But Miller is right to flag that abusers can take cover under complementarian teaching. (p237) Complementarians say things like, ‘Of course a wife shouldn’t be downtrodden by her husband!’ as if it’s the last thing that’s ever going to happen. Yet this is such naivety. Partly for the obvious reason that if you grant all this power to a sinner, it is inevitable that some will misuse it.
But partly also, and of more concern to the Reformed, it is so quaintly blind to the realities of our original and actual sinfulness and the human impossibility of sanctification. No ideology is capable of dealing with the corruption of our hearts, the transgressions of our lives, or the problems in relationships between sinful individuals. Complementarianism, for all its deployment of Scripture texts and its overlap with Christian concepts, is only another ideology. At its best, it offers some good advice which might help some people in some contexts. But it is not a means of grace, or something we can pin our hopes of temporal or spiritual salvation on, or something that can really enable or motivate us to be better people or have better relationships.
3. Moving on from complementarianism
Hopefully, in a decade or so people will only be talking about complementarianism the way we talk about woodchip wallpaper now – it played such a huge part in so many people’s lives, yet the question now on everyone’s lips is, ‘What on earth were we thinking?’
Miller is right to want to move the discussion beyond authority and submission. She has proposed those three further principles – unity, interdependence, and service – and fleshed them out across several chapters. This is a major piece of progress which deserves to be built on by others going forward.
Miller concludes with an invitation to “evaluate our beliefs and attitudes about women and men and test everything against Scripture.” (p258) Perhaps the most important of her diagnostic questions is, ‘Do your relationships with others tend toward co-labouring or toward antagonism?’ The tendency within complementarianism is towards antagonism, stoking conflicts and mistrust between men and women.

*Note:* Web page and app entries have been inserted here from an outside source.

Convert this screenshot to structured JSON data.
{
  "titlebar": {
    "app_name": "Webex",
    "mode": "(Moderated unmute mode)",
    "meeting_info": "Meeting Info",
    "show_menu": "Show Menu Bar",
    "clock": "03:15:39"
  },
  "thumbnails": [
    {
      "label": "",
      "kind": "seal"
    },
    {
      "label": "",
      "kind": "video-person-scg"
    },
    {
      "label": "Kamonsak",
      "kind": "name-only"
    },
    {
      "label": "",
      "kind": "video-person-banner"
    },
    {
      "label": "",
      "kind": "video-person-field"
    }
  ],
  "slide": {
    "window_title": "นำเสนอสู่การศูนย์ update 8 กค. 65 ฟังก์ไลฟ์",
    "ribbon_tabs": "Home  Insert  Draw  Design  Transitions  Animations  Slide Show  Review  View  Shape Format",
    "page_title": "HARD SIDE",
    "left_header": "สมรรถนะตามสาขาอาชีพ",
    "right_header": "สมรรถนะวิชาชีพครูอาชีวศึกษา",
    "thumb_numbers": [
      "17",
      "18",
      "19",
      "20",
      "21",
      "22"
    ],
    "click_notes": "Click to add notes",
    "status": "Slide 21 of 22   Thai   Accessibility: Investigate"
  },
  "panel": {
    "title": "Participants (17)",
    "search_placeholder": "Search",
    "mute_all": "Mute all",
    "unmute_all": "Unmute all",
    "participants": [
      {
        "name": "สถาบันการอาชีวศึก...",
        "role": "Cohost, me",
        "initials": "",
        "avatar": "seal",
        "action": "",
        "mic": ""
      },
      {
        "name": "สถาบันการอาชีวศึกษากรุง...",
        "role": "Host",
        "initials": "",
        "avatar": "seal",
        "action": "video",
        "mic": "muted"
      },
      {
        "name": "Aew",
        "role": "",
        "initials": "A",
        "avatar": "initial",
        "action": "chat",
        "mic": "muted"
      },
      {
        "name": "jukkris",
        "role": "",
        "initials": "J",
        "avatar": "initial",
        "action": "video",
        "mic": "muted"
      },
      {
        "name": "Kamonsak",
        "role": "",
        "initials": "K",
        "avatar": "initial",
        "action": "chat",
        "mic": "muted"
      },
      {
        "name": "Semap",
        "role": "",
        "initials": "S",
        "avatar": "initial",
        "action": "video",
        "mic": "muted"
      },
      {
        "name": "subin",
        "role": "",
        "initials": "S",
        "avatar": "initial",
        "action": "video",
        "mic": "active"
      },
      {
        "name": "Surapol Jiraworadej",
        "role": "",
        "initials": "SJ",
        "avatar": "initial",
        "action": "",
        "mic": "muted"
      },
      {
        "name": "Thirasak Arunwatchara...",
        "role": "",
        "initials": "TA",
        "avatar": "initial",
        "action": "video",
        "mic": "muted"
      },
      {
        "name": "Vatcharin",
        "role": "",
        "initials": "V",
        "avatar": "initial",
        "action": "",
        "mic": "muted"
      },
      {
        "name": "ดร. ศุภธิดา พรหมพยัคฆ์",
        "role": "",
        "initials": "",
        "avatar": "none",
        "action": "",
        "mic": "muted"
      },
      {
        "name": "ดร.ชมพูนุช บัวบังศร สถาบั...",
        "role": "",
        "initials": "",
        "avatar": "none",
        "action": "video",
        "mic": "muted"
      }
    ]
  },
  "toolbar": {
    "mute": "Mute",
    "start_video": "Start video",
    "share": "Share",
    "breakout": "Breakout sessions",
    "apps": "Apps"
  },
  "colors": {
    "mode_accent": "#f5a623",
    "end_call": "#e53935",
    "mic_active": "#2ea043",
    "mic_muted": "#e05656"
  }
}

By contrast the co-labouring Miller recommends is Scriptural. It is solidly grounded in familiar truths: (1) men and women have the same chief end (WSC 1) and both bear the image of God (WSC 10), (2) we have all sinned in and fallen with Adam (WSC 16), (3) the same way of salvation is open to both men and women (WSC 20-37), and (4) the faith and obedience required of a saved sinner is almost entirely non-gender-specific (WSC 39-107).
Going back to Scripture and back to Scriptural expressions of orthodoxy and orthopraxy will grant us a perspective and an approach which restores friendship and mutual helpfulness to broken and inadequate relationships, and will adorn the gospel much more successfully.